The sacrifice of Jesus "for the sins of the whole world” expresses his loving communion with the Father. From the first moment of his Incarnation the Son embraces the Father's plan of divine salvation in his redemptive mission: "My food is to do the will of him who sent me, and to accomplish his work.” God "did not spare his own Son but gave him up for us all", so that we might be "reconciled to God by the death of his Son". Although Man's sins are punishable by death we "were ransomed from the futile ways inherited from your fathers. . . with the precious blood of Christ, like that of a lamb without blemish or spot”.
John the Baptist looked at Jesus and pointed him out as the "Lamb of God, who takes away the sin of the world". By doing so, he reveals that Jesus is at the same time the suffering Servant who silently allows himself to be led to the slaughter and as the Paschal Lamb, the symbol of Israel's redemption at the first Passover. Christ's whole life expresses his mission: "to serve, and to give his life as a ransom for many.” God "shows his love for us in that while we were yet sinners Christ died for us.” In suffering and death, by embracing in his human heart the Father's love for men, his humanity became the free and perfect instrument of his divine love which desires the salvation of men.
It is love "to the end” that confers on Christ's sacrifice its value as redemptive and reparative, as atonement and satisfaction. He knew and loved us all when he offered his life. No man, not even the holiest, was ever able to take upon himself the sins of all men and offer himself as a sacrifice for all. The existence in Christ of the divine person of the Son, who at once surpasses and embraces all human persons, and constitutes himself as the Head of all mankind, makes possible his redemptive sacrifice for all. (Catechism of the Catholic Church)
Whether that atonement had to occur in the way that it did has been a matter of theological debate. Some wonder, what kind of loving God would demand such horrific suffering to ensure divine justice? As the Scriptures have taught, the people have always believed and the Church has affirmed; the sacrifice was necessary -- but even St. Augustine of Hippo, asked in his De Trinitate: "Is it necessary to think that being God, the Father was angry with us, saw his son die for us and thus abated his anger against us?"

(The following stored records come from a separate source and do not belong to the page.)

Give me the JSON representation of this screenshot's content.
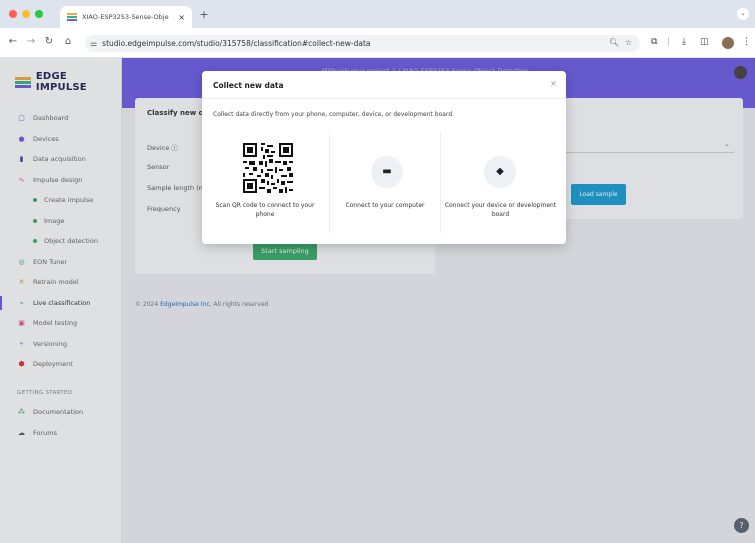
{
  "browser": {
    "tab_title": "XIAO-ESP32S3-Sense-Obje",
    "tab_close": "×",
    "new_tab": "+",
    "tab_menu": "⌄",
    "url": "studio.edgeimpulse.com/studio/315758/classification#collect-new-data",
    "icons": [
      "back-icon",
      "forward-icon",
      "reload-icon",
      "home-icon",
      "site-info-icon",
      "zoom-icon",
      "bookmark-star-icon",
      "extensions-icon",
      "download-icon",
      "sidepanel-icon",
      "profile-avatar",
      "kebab-menu-icon"
    ],
    "traffic_light_colors": [
      "#ff5f57",
      "#febc2e",
      "#28c840"
    ]
  },
  "sidebar": {
    "logo_text": "EDGE IMPULSE",
    "logo_colors": [
      "#f0a53a",
      "#36b37e",
      "#6c5ddb"
    ],
    "items": [
      {
        "label": "Dashboard",
        "icon": "dashboard-icon",
        "color": "#6c5ddb"
      },
      {
        "label": "Devices",
        "icon": "devices-icon",
        "color": "#6c5ddb"
      },
      {
        "label": "Data acquisition",
        "icon": "database-icon",
        "color": "#3f3fa0"
      },
      {
        "label": "Impulse design",
        "icon": "impulse-icon",
        "color": "#e0507a"
      },
      {
        "label": "Create impulse",
        "sub": true
      },
      {
        "label": "Image",
        "sub": true
      },
      {
        "label": "Object detection",
        "sub": true
      },
      {
        "label": "EON Tuner",
        "icon": "tuner-icon",
        "color": "#3aaa6a"
      },
      {
        "label": "Retrain model",
        "icon": "retrain-icon",
        "color": "#e59a2e"
      },
      {
        "label": "Live classification",
        "icon": "live-classification-icon",
        "color": "#3aaa6a",
        "active": true
      },
      {
        "label": "Model testing",
        "icon": "model-testing-icon",
        "color": "#e0507a"
      },
      {
        "label": "Versioning",
        "icon": "versioning-icon",
        "color": "#6c5ddb"
      },
      {
        "label": "Deployment",
        "icon": "deployment-icon",
        "color": "#d9303a"
      }
    ],
    "section_label": "GETTING STARTED",
    "getting_started": [
      {
        "label": "Documentation",
        "icon": "documentation-icon"
      },
      {
        "label": "Forums",
        "icon": "forums-icon"
      }
    ]
  },
  "header": {
    "breadcrumb": "Mithunkumar-project-1 / XIAO-ESP32S3-Sense-Object-Detection"
  },
  "classify_card": {
    "title": "Classify new da",
    "device_label": "Device ⓘ",
    "sensor_label": "Sensor",
    "sample_length_label": "Sample length (ms.)",
    "frequency_label": "Frequency",
    "start_button": "Start sampling"
  },
  "load_card": {
    "load_button": "Load sample"
  },
  "footer": {
    "prefix": "© 2024 ",
    "link": "EdgeImpulse Inc.",
    "suffix": " All rights reserved"
  },
  "help_button": "?",
  "modal": {
    "title": "Collect new data",
    "close": "×",
    "description": "Collect data directly from your phone, computer, device, or development board.",
    "options": [
      {
        "label": "Scan QR code to connect to your phone",
        "icon": "qr-code-icon"
      },
      {
        "label": "Connect to your computer",
        "icon": "laptop-icon"
      },
      {
        "label": "Connect your device or development board",
        "icon": "chip-icon"
      }
    ]
  }
}
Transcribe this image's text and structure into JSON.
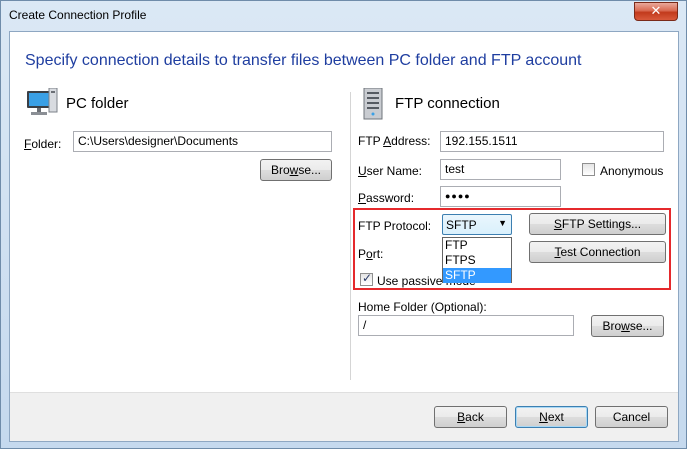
{
  "window": {
    "title": "Create Connection Profile",
    "close_glyph": "✕"
  },
  "heading": "Specify connection details to transfer files between PC folder and FTP account",
  "pc": {
    "title": "PC folder",
    "icon": "pc-monitor-icon",
    "folder_label": "Folder:",
    "folder_value": "C:\\Users\\designer\\Documents",
    "browse_label": "Browse..."
  },
  "ftp": {
    "title": "FTP connection",
    "icon": "ftp-server-icon",
    "address_label": "FTP Address:",
    "address_value": "192.155.1511",
    "user_label": "User Name:",
    "user_value": "test",
    "anonymous_label": "Anonymous",
    "anonymous_checked": false,
    "password_label": "Password:",
    "password_value": "●●●●",
    "protocol_label": "FTP Protocol:",
    "protocol_value": "SFTP",
    "protocol_options": [
      "FTP",
      "FTPS",
      "SFTP"
    ],
    "settings_button": "SFTP Settings...",
    "port_label": "Port:",
    "test_button": "Test Connection",
    "passive_label": "Use passive mode",
    "passive_checked": true,
    "home_label": "Home Folder (Optional):",
    "home_value": "/",
    "browse_label": "Browse..."
  },
  "buttons": {
    "back": "Back",
    "next": "Next",
    "cancel": "Cancel"
  },
  "colors": {
    "heading": "#1f3ea0",
    "highlight": "#e5292c",
    "selection": "#3399ff"
  }
}
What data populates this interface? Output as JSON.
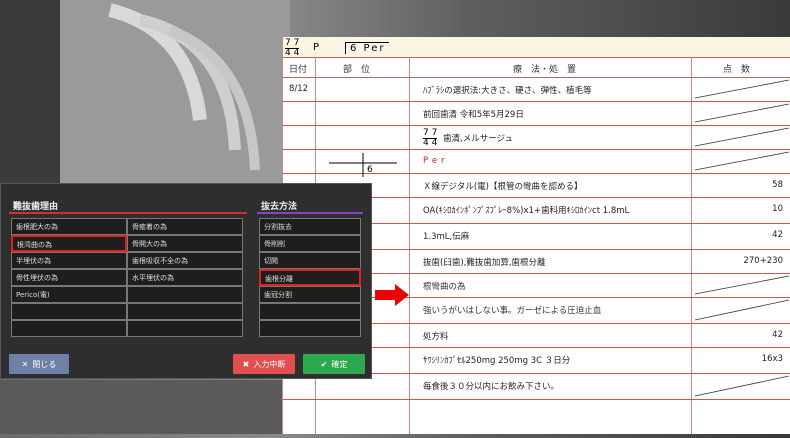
{
  "chart": {
    "tooth_prefix": "P",
    "tooth_code": "6 Per",
    "columns": [
      "日付",
      "部　位",
      "療　法・処　置",
      "点　数"
    ],
    "rows": [
      {
        "date": "8/12",
        "site": "",
        "treatment": "ﾊﾌﾞﾗｼの選択法:大きさ、硬さ、弾性、植毛等",
        "points": ""
      },
      {
        "date": "",
        "site": "",
        "treatment": "前回歯清 令和5年5月29日",
        "points": ""
      },
      {
        "date": "",
        "site": "",
        "treatment": "歯清,メルサージュ",
        "points": ""
      },
      {
        "date": "",
        "site": "",
        "treatment": "Per",
        "points": ""
      },
      {
        "date": "",
        "site": "",
        "treatment": "Ｘ線デジタル(電)【根管の彎曲を認める】",
        "points": "58"
      },
      {
        "date": "",
        "site": "",
        "treatment": "OA(ｷｼﾛｶｲﾝﾎﾟﾝﾌﾟｽﾌﾟﾚｰ8%)x1+歯科用ｷｼﾛｶｲﾝct 1.8mL",
        "points": "10"
      },
      {
        "date": "",
        "site": "",
        "treatment": "1.3mL,伝麻",
        "points": "42"
      },
      {
        "date": "",
        "site": "",
        "treatment": "抜歯(臼歯),難抜歯加算,歯根分離",
        "points": "270+230"
      },
      {
        "date": "",
        "site": "",
        "treatment": "根彎曲の為",
        "points": ""
      },
      {
        "date": "",
        "site": "",
        "treatment": "強いうがいはしない事。ガーゼによる圧迫止血",
        "points": ""
      },
      {
        "date": "",
        "site": "",
        "treatment": "処方料",
        "points": "42"
      },
      {
        "date": "",
        "site": "",
        "treatment": "ｻﾜｼﾘﾝｶﾌﾟｾﾙ250mg 250mg 3C ３日分",
        "points": "16x3"
      },
      {
        "date": "",
        "site": "",
        "treatment": "毎食後３０分以内にお飲み下さい。",
        "points": ""
      }
    ],
    "site_tooth": "6",
    "frac_top": "7 7",
    "frac_bottom": "4 4"
  },
  "dialog": {
    "left_title": "難抜歯理由",
    "right_title": "抜去方法",
    "reasons": [
      [
        "歯根肥大の為",
        "骨癒着の為"
      ],
      [
        "根湾曲の為",
        "骨開大の為"
      ],
      [
        "半埋伏の為",
        "歯根吸収不全の為"
      ],
      [
        "骨性埋伏の為",
        "水平埋伏の為"
      ],
      [
        "Perico(電)",
        ""
      ],
      [
        "",
        ""
      ],
      [
        "",
        ""
      ]
    ],
    "methods": [
      "分割抜去",
      "骨削削",
      "切開",
      "歯根分離",
      "歯冠分割",
      "",
      ""
    ],
    "close_label": "閉じる",
    "abort_label": "入力中断",
    "confirm_label": "確定"
  },
  "colors": {
    "accent_red": "#d22",
    "confirm_green": "#2ea84e",
    "abort_red": "#e05050",
    "close_blue": "#6f7fa6"
  }
}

St. Anselm, who was the 11th century Archbishop of Canterbury and was declared a ‘Doctor of the Church, said in his book entitled Cur Deus Homo (“Why God Became Man”), that human sin has “infinitely offended” God and that God requires an “infinite satisfaction” in order to restore divine honor. He taught that Christ's sacrificial death was necessary to liberate humanity from sin and restore communion with the Father, that the blood of Jesus was "payment" to God for human sin. Although the theology of salvation affirmed in the work by St. Anselm in his late 70’s and just 10 years before his death, prevailed, it was challenged by scholars such as the very young philosopher Peter Abelard, a contemporary of Anselm, who insisted that Christ's death on the cross had been an act of love, not payment.
As is true in so many philosophical and theological discussions / wars of competing ideas, both aspects are essential to understanding how and why we are saved by the cross. Each focuses on a particular aspect but neither need negate the truth exposed by the other.
Part One of the Lenten Series
Part Two of the Lenten Series
Part Three of the Lenten Series
Part Four of the Lenten Series
Part Five of the Lenten Series
Conclusion of the Lenten Series
Audio version of this homily, as preached at Mass
Peace doesn't just happen; it's made.
CampusPadre is a college ministry Priest Chaplain with 30 years experience in youth and young adult ministry, who strives to let the Holy Spirit lead and challenges students to seek holiness above all.